* _Exercise prompt_: Every entry must be output exactly as it was written.

* _Records to process_:
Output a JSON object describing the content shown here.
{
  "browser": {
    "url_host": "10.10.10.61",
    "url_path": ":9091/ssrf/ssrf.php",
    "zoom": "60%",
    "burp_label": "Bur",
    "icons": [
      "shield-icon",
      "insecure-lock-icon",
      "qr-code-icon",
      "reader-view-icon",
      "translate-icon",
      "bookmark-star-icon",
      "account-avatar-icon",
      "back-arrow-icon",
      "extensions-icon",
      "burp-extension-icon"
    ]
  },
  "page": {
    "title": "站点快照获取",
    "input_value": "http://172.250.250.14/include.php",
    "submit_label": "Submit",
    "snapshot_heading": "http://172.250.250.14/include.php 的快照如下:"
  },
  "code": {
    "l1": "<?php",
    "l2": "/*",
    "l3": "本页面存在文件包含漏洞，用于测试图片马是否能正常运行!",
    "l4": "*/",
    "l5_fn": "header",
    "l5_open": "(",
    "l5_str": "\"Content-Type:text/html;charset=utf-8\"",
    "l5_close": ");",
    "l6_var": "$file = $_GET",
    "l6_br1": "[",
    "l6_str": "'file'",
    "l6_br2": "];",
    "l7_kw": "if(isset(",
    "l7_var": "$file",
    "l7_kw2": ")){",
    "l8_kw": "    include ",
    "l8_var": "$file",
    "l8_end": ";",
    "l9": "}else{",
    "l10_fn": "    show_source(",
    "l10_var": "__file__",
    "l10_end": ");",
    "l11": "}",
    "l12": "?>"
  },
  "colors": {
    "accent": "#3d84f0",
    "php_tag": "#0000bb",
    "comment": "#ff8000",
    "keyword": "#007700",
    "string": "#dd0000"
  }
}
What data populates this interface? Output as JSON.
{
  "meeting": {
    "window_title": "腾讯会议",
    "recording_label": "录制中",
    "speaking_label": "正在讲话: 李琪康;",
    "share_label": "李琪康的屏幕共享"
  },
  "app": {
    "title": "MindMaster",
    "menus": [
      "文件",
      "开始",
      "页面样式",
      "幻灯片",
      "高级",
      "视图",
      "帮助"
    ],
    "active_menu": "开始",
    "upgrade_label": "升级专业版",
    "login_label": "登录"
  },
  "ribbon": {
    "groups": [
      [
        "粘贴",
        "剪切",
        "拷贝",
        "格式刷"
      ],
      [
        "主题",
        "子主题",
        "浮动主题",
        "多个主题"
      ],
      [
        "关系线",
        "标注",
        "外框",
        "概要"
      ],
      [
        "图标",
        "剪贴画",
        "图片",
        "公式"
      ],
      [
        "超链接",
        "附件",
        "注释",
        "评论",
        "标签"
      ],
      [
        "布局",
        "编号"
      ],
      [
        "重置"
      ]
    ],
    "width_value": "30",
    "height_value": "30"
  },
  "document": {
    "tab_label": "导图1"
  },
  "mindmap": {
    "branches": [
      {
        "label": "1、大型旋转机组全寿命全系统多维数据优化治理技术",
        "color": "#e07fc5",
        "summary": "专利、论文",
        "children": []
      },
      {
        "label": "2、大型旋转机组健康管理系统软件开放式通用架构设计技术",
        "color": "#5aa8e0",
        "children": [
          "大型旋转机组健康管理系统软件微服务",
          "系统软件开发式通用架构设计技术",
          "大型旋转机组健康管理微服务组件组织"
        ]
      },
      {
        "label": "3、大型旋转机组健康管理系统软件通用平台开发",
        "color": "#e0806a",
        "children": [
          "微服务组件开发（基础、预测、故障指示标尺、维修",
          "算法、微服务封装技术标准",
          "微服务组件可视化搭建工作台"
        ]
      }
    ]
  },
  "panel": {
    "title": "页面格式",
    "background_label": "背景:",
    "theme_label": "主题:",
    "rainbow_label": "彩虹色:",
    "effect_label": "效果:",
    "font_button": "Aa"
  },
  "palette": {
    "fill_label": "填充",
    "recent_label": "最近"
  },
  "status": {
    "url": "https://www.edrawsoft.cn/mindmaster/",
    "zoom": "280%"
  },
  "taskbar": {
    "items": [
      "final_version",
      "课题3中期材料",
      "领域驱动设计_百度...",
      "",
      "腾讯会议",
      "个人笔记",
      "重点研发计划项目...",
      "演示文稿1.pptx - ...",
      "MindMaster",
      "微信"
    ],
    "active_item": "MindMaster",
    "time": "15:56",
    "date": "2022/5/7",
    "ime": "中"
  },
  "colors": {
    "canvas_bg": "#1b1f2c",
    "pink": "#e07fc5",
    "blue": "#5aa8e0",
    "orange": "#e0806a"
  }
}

* _Answer box_:
Output a JSON object describing the content shown here.
{
  "browser": {
    "url_host": "10.10.10.61",
    "url_path": ":9091/ssrf/ssrf.php",
    "zoom": "60%",
    "burp_label": "Bur",
    "icons": [
      "shield-icon",
      "insecure-lock-icon",
      "qr-code-icon",
      "reader-view-icon",
      "translate-icon",
      "bookmark-star-icon",
      "account-avatar-icon",
      "back-arrow-icon",
      "extensions-icon",
      "burp-extension-icon"
    ]
  },
  "page": {
    "title": "站点快照获取",
    "input_value": "http://172.250.250.14/include.php",
    "submit_label": "Submit",
    "snapshot_heading": "http://172.250.250.14/include.php 的快照如下:"
  },
  "code": {
    "l1": "<?php",
    "l2": "/*",
    "l3": "本页面存在文件包含漏洞，用于测试图片马是否能正常运行!",
    "l4": "*/",
    "l5_fn": "header",
    "l5_open": "(",
    "l5_str": "\"Content-Type:text/html;charset=utf-8\"",
    "l5_close": ");",
    "l6_var": "$file = $_GET",
    "l6_br1": "[",
    "l6_str": "'file'",
    "l6_br2": "];",
    "l7_kw": "if(isset(",
    "l7_var": "$file",
    "l7_kw2": ")){",
    "l8_kw": "    include ",
    "l8_var": "$file",
    "l8_end": ";",
    "l9": "}else{",
    "l10_fn": "    show_source(",
    "l10_var": "__file__",
    "l10_end": ");",
    "l11": "}",
    "l12": "?>"
  },
  "colors": {
    "accent": "#3d84f0",
    "php_tag": "#0000bb",
    "comment": "#ff8000",
    "keyword": "#007700",
    "string": "#dd0000"
  }
}
What data populates this interface? Output as JSON.
{
  "meeting": {
    "window_title": "腾讯会议",
    "recording_label": "录制中",
    "speaking_label": "正在讲话: 李琪康;",
    "share_label": "李琪康的屏幕共享"
  },
  "app": {
    "title": "MindMaster",
    "menus": [
      "文件",
      "开始",
      "页面样式",
      "幻灯片",
      "高级",
      "视图",
      "帮助"
    ],
    "active_menu": "开始",
    "upgrade_label": "升级专业版",
    "login_label": "登录"
  },
  "ribbon": {
    "groups": [
      [
        "粘贴",
        "剪切",
        "拷贝",
        "格式刷"
      ],
      [
        "主题",
        "子主题",
        "浮动主题",
        "多个主题"
      ],
      [
        "关系线",
        "标注",
        "外框",
        "概要"
      ],
      [
        "图标",
        "剪贴画",
        "图片",
        "公式"
      ],
      [
        "超链接",
        "附件",
        "注释",
        "评论",
        "标签"
      ],
      [
        "布局",
        "编号"
      ],
      [
        "重置"
      ]
    ],
    "width_value": "30",
    "height_value": "30"
  },
  "document": {
    "tab_label": "导图1"
  },
  "mindmap": {
    "branches": [
      {
        "label": "1、大型旋转机组全寿命全系统多维数据优化治理技术",
        "color": "#e07fc5",
        "summary": "专利、论文",
        "children": []
      },
      {
        "label": "2、大型旋转机组健康管理系统软件开放式通用架构设计技术",
        "color": "#5aa8e0",
        "children": [
          "大型旋转机组健康管理系统软件微服务",
          "系统软件开发式通用架构设计技术",
          "大型旋转机组健康管理微服务组件组织"
        ]
      },
      {
        "label": "3、大型旋转机组健康管理系统软件通用平台开发",
        "color": "#e0806a",
        "children": [
          "微服务组件开发（基础、预测、故障指示标尺、维修",
          "算法、微服务封装技术标准",
          "微服务组件可视化搭建工作台"
        ]
      }
    ]
  },
  "panel": {
    "title": "页面格式",
    "background_label": "背景:",
    "theme_label": "主题:",
    "rainbow_label": "彩虹色:",
    "effect_label": "效果:",
    "font_button": "Aa"
  },
  "palette": {
    "fill_label": "填充",
    "recent_label": "最近"
  },
  "status": {
    "url": "https://www.edrawsoft.cn/mindmaster/",
    "zoom": "280%"
  },
  "taskbar": {
    "items": [
      "final_version",
      "课题3中期材料",
      "领域驱动设计_百度...",
      "",
      "腾讯会议",
      "个人笔记",
      "重点研发计划项目...",
      "演示文稿1.pptx - ...",
      "MindMaster",
      "微信"
    ],
    "active_item": "MindMaster",
    "time": "15:56",
    "date": "2022/5/7",
    "ime": "中"
  },
  "colors": {
    "canvas_bg": "#1b1f2c",
    "pink": "#e07fc5",
    "blue": "#5aa8e0",
    "orange": "#e0806a"
  }
}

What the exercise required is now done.